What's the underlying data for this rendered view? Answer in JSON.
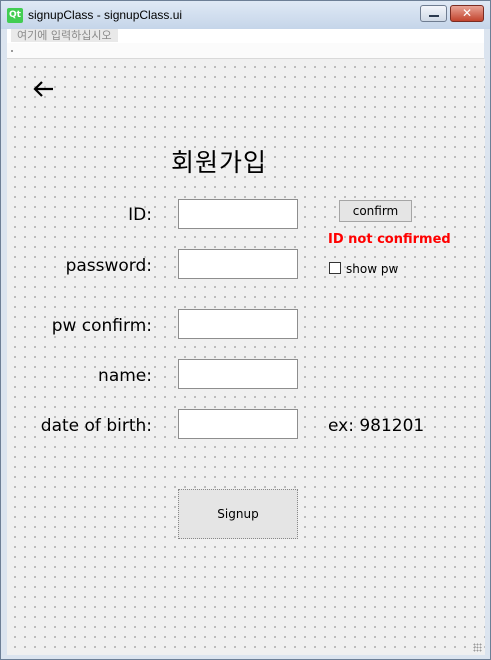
{
  "window": {
    "title": "signupClass - signupClass.ui",
    "logo_text": "Qt"
  },
  "menubar": {
    "placeholder": "여기에 입력하십시오"
  },
  "toolbar": {
    "minimize_icon": "minimize-icon",
    "close_label": "✕"
  },
  "form": {
    "back_icon": "back-arrow-icon",
    "heading": "회원가입",
    "labels": {
      "id": "ID:",
      "password": "password:",
      "pw_confirm": "pw confirm:",
      "name": "name:",
      "dob": "date of birth:"
    },
    "values": {
      "id": "",
      "password": "",
      "pw_confirm": "",
      "name": "",
      "dob": ""
    },
    "confirm_button": "confirm",
    "id_status": "ID not confirmed",
    "show_pw_label": "show pw",
    "show_pw_checked": false,
    "dob_example": "ex: 981201",
    "signup_button": "Signup"
  },
  "colors": {
    "warning": "#ff0000",
    "qt_green": "#41cd52"
  }
}
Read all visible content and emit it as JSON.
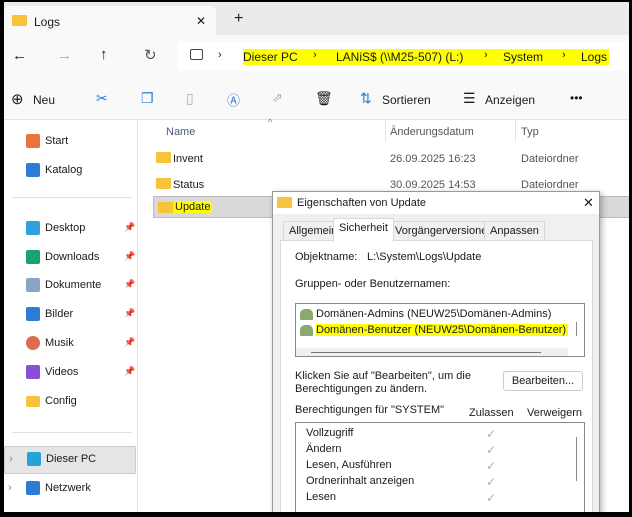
{
  "tab": {
    "title": "Logs",
    "close": "✕",
    "new_tab": "+"
  },
  "nav": {
    "back": "←",
    "forward": "→",
    "up": "↑",
    "refresh": "↻"
  },
  "breadcrumb": [
    "Dieser PC",
    "LANiS$ (\\\\M25-507) (L:)",
    "System",
    "Logs"
  ],
  "toolbar": {
    "new": "Neu",
    "sort": "Sortieren",
    "view": "Anzeigen",
    "more": "•••"
  },
  "sidebar": {
    "items": [
      {
        "label": "Start",
        "color": "#e8743b"
      },
      {
        "label": "Katalog",
        "color": "#2b7cd3"
      },
      {
        "label": "Desktop",
        "color": "#2ea1e0",
        "pinned": true
      },
      {
        "label": "Downloads",
        "color": "#1aa36b",
        "pinned": true
      },
      {
        "label": "Dokumente",
        "color": "#8aa4c8",
        "pinned": true
      },
      {
        "label": "Bilder",
        "color": "#2b7cd3",
        "pinned": true
      },
      {
        "label": "Musik",
        "color": "#e06a50",
        "pinned": true
      },
      {
        "label": "Videos",
        "color": "#8a4fd6",
        "pinned": true
      },
      {
        "label": "Config",
        "color": "#f7c33a"
      },
      {
        "label": "Dieser PC",
        "color": "#25a3d9"
      },
      {
        "label": "Netzwerk",
        "color": "#2b7cd3"
      }
    ]
  },
  "columns": {
    "name": "Name",
    "date": "Änderungsdatum",
    "type": "Typ"
  },
  "files": [
    {
      "name": "Invent",
      "date": "26.09.2025 16:23",
      "type": "Dateiordner"
    },
    {
      "name": "Status",
      "date": "30.09.2025 14:53",
      "type": "Dateiordner"
    },
    {
      "name": "Update",
      "date": "",
      "type": ""
    }
  ],
  "dialog": {
    "title": "Eigenschaften von Update",
    "close": "✕",
    "tabs": [
      "Allgemein",
      "Sicherheit",
      "Vorgängerversionen",
      "Anpassen"
    ],
    "object_label": "Objektname:",
    "object_value": "L:\\System\\Logs\\Update",
    "groups_label": "Gruppen- oder Benutzernamen:",
    "groups": [
      "Domänen-Admins (NEUW25\\Domänen-Admins)",
      "Domänen-Benutzer (NEUW25\\Domänen-Benutzer)"
    ],
    "edit_hint_1": "Klicken Sie auf \"Bearbeiten\", um die",
    "edit_hint_2": "Berechtigungen zu ändern.",
    "edit_button": "Bearbeiten...",
    "perm_label": "Berechtigungen für \"SYSTEM\"",
    "allow": "Zulassen",
    "deny": "Verweigern",
    "permissions": [
      {
        "name": "Vollzugriff",
        "allow": true
      },
      {
        "name": "Ändern",
        "allow": true
      },
      {
        "name": "Lesen, Ausführen",
        "allow": true
      },
      {
        "name": "Ordnerinhalt anzeigen",
        "allow": true
      },
      {
        "name": "Lesen",
        "allow": true
      }
    ],
    "check": "✓"
  }
}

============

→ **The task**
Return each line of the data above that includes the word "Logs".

→ **Solution to the problem**
    "title": "Logs",
    "Logs"
    "object_value": "L:\\System\\Logs\\Update",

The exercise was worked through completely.